[[ Data for this exercise open ]]

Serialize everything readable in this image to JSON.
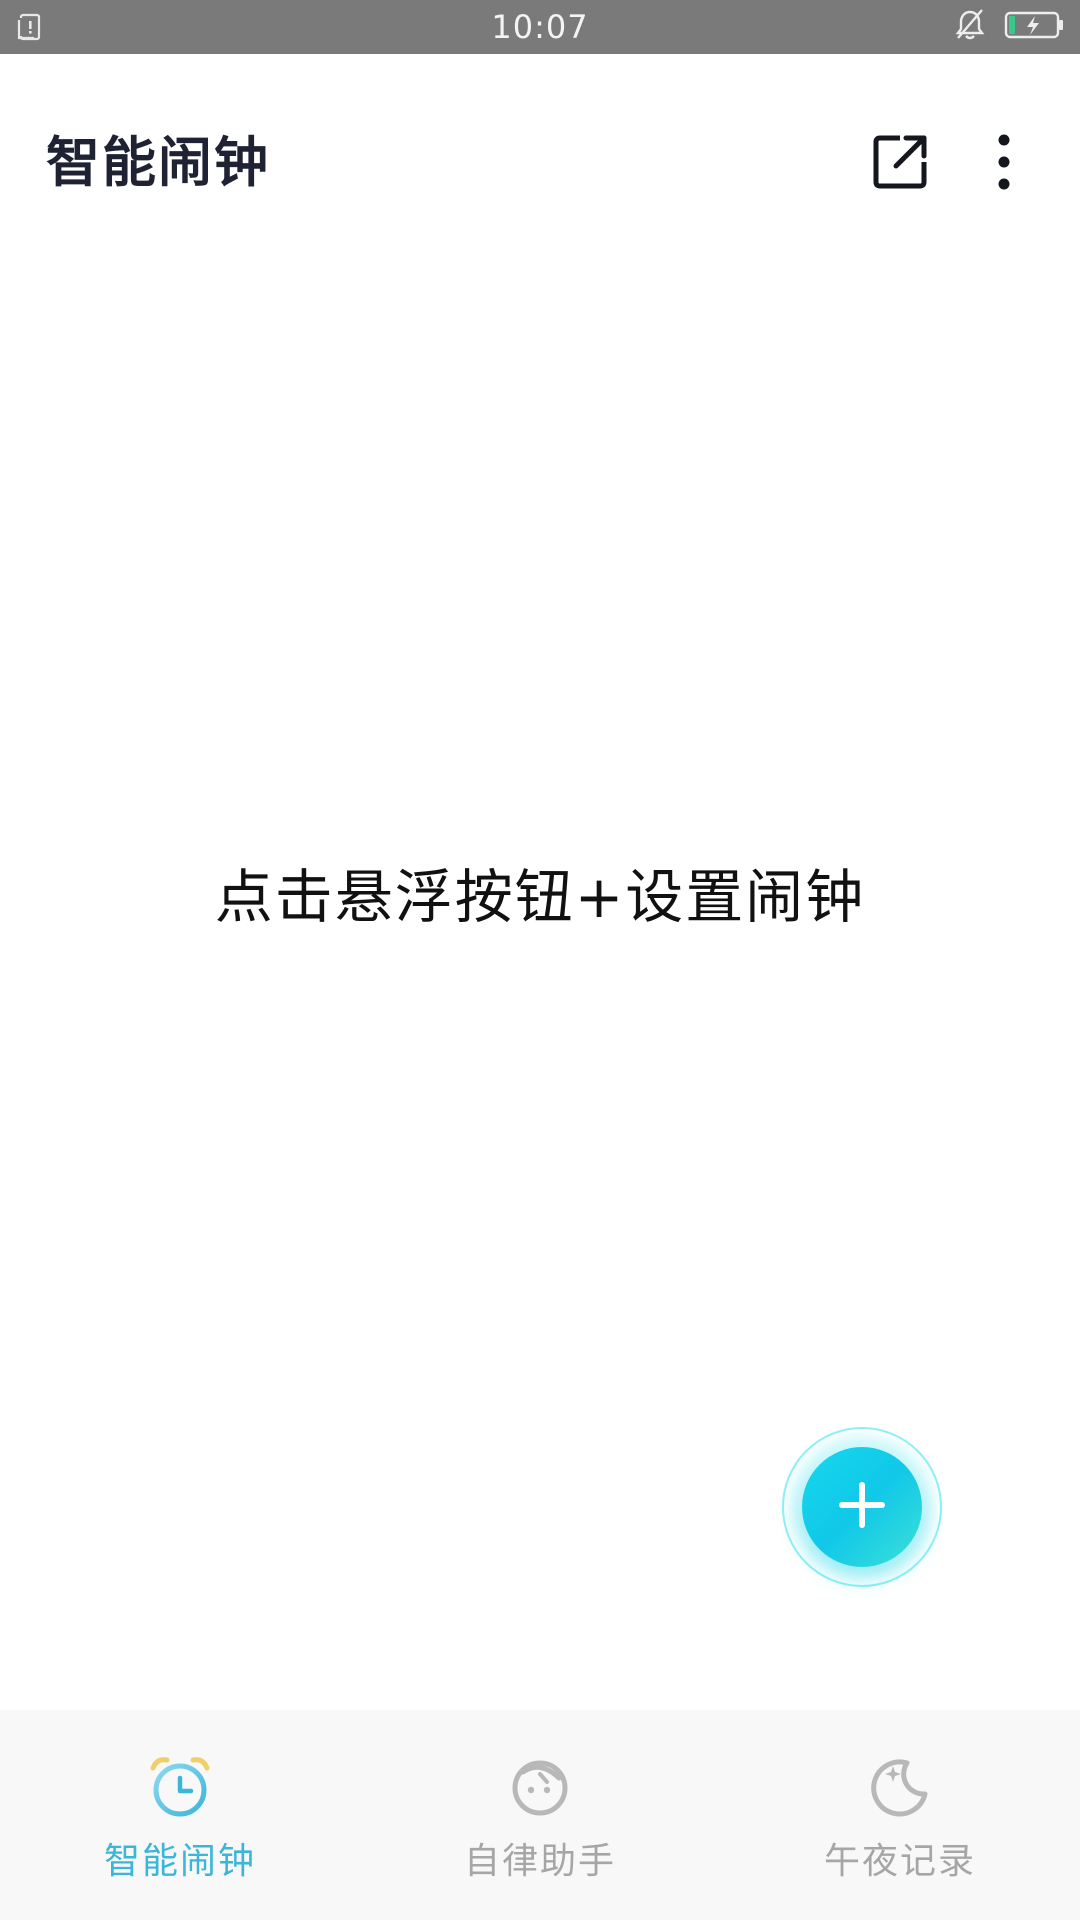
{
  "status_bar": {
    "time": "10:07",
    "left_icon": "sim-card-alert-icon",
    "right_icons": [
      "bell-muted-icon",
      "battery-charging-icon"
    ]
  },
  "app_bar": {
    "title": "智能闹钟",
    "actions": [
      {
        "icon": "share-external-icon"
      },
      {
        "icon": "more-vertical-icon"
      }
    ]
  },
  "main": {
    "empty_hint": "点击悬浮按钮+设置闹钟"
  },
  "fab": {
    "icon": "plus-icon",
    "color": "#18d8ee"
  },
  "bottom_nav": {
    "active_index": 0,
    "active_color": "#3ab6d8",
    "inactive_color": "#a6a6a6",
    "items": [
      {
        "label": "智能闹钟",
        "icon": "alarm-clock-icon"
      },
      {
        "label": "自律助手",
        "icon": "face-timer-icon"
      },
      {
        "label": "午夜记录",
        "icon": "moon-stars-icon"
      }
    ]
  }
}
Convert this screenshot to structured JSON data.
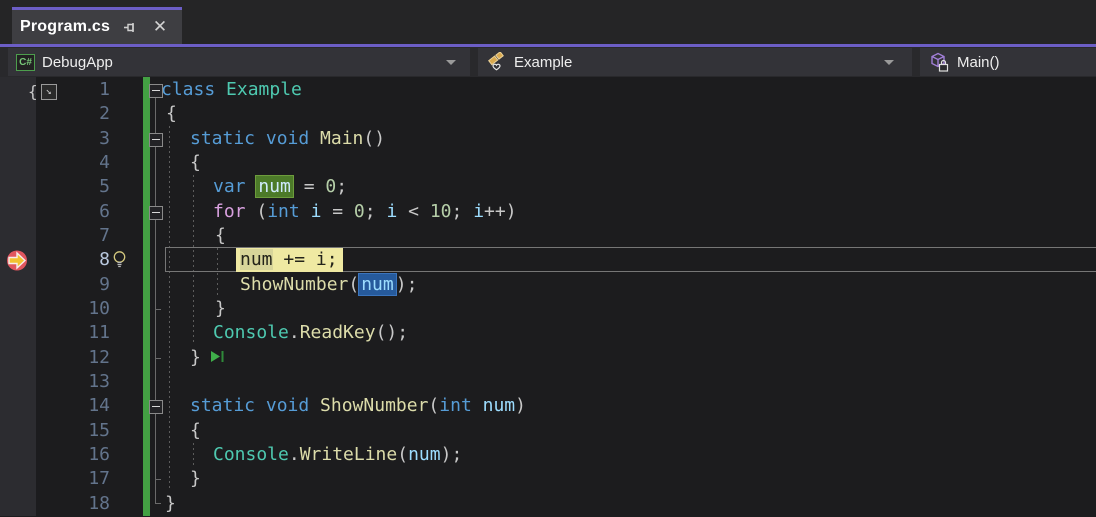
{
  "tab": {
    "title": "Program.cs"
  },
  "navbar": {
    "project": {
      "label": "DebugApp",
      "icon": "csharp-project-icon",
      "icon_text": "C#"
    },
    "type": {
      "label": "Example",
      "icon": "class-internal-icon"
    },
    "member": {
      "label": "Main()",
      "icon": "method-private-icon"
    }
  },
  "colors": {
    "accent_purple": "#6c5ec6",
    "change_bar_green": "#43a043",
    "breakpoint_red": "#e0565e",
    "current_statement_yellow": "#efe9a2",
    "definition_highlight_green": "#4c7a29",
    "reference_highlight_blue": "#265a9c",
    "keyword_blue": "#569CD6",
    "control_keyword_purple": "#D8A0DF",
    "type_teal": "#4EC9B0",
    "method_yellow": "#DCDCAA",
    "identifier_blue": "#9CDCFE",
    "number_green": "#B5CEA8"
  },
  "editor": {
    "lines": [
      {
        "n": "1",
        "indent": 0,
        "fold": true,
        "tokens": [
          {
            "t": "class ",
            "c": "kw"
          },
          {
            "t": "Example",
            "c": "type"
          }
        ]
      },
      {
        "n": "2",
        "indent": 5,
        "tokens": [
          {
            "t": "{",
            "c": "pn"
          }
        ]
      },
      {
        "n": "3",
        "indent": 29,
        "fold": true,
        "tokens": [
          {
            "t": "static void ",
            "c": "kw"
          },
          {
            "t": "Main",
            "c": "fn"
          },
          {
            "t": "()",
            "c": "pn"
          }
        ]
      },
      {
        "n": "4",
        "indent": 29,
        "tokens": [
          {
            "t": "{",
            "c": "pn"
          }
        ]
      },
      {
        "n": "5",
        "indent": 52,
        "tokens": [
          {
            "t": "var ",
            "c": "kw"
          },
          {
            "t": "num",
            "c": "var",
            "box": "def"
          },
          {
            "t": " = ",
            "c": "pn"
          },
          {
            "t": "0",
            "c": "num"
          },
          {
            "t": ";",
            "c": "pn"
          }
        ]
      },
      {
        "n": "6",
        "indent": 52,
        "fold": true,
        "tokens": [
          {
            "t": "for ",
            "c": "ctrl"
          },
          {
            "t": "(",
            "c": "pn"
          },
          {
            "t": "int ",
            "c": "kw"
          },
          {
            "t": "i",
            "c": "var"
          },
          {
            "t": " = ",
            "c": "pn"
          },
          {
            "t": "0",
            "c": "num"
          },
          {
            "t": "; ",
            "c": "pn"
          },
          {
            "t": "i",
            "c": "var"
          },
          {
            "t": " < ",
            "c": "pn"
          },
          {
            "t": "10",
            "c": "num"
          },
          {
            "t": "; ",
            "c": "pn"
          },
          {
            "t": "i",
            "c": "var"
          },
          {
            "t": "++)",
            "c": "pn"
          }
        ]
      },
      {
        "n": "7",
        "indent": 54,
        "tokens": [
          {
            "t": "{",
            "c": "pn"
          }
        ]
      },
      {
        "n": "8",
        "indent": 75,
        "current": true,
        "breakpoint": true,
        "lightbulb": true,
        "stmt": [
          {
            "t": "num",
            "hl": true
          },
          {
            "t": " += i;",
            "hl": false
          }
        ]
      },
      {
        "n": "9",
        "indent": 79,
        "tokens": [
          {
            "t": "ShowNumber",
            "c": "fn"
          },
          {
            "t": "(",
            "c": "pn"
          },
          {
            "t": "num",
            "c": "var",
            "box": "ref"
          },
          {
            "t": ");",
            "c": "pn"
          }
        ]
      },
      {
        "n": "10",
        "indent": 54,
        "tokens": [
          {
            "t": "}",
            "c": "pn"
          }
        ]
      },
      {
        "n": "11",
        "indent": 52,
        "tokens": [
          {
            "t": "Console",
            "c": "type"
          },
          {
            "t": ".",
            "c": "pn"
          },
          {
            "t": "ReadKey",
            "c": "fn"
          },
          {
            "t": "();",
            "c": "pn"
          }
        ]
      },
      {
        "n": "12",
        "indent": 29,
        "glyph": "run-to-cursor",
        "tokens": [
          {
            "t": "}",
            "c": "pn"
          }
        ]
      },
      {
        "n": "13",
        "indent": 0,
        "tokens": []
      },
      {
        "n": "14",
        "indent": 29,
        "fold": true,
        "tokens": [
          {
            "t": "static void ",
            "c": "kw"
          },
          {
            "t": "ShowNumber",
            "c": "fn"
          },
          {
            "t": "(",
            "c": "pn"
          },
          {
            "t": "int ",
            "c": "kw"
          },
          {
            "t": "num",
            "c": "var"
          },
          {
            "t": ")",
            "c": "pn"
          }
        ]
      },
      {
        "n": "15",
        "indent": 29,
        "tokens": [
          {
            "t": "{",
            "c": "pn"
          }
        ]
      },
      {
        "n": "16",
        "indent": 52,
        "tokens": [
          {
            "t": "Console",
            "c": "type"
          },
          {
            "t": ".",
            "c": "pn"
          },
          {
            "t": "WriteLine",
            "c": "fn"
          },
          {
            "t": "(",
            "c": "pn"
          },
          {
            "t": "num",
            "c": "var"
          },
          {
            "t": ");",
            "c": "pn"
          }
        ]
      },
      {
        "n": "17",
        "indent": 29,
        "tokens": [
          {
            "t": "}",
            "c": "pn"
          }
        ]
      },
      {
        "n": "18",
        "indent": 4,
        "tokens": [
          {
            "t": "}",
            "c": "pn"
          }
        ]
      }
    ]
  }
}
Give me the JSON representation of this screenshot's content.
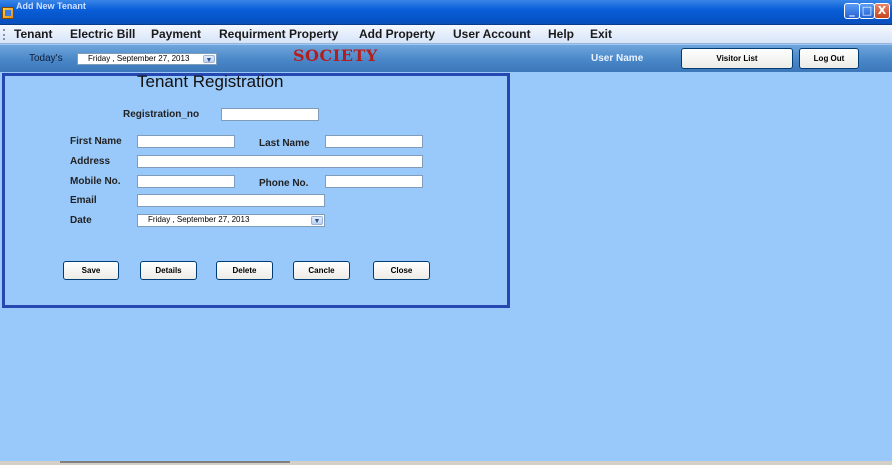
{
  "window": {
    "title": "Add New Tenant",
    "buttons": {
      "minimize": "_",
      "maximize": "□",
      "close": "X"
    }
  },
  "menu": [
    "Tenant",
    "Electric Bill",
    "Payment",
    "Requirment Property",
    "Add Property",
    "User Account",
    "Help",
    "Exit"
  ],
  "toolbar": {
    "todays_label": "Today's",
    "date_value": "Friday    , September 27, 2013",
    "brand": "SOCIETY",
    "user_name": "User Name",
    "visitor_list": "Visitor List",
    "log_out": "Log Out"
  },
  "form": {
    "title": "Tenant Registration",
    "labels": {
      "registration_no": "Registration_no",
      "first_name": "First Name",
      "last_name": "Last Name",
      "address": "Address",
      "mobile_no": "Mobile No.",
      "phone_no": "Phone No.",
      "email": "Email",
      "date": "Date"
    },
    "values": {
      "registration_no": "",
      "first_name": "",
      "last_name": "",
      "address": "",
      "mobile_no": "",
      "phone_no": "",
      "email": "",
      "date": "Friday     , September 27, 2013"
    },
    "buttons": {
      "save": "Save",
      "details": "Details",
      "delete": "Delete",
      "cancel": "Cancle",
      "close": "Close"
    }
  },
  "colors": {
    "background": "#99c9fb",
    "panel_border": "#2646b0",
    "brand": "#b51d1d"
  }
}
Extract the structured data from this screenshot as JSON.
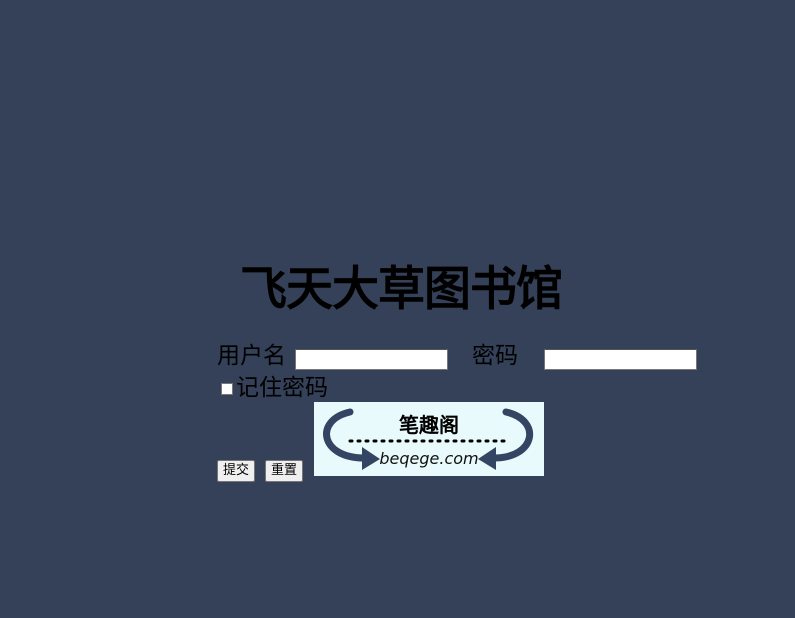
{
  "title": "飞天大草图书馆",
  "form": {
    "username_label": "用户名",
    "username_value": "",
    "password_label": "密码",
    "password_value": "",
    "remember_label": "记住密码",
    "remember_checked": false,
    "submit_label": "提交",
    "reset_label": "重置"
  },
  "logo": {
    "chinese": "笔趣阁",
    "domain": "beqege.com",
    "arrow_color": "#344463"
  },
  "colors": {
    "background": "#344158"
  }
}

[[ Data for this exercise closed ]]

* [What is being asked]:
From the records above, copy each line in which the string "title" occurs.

* [Completed exercise]:
    "title": "智能闹钟",
    "title": "Program.cs"
    "title": "Add New Tenant",
    "title": "Tenant Registration",
  "title": "飞天大草图书馆",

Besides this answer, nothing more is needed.